(Interface dataset entries)
· · · · ·

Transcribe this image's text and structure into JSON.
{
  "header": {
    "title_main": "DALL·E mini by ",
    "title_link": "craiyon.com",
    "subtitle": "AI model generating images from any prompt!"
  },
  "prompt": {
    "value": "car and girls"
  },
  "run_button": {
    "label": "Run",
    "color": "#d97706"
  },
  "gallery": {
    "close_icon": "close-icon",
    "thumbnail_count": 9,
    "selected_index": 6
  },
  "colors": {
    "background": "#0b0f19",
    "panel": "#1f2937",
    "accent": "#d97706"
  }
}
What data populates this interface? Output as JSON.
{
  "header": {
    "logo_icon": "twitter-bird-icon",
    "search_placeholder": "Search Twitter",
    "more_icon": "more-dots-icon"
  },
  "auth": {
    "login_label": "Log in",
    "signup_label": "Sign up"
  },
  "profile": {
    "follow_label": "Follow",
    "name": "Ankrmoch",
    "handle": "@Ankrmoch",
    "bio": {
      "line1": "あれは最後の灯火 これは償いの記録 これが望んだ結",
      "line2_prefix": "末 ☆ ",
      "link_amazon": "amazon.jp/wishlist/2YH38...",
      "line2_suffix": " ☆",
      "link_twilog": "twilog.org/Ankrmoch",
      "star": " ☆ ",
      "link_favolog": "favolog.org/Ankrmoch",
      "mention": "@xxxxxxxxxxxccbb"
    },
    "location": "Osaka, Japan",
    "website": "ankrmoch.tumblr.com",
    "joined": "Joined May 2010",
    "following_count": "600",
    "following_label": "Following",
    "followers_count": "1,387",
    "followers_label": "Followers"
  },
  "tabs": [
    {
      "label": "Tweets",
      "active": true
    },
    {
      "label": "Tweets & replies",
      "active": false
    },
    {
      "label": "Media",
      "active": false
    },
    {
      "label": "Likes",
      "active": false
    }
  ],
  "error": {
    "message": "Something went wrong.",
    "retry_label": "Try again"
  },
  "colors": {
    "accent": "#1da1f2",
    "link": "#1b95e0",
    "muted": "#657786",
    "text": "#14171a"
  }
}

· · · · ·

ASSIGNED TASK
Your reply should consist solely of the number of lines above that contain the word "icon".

ANSWER TO THIS PROBLEM
3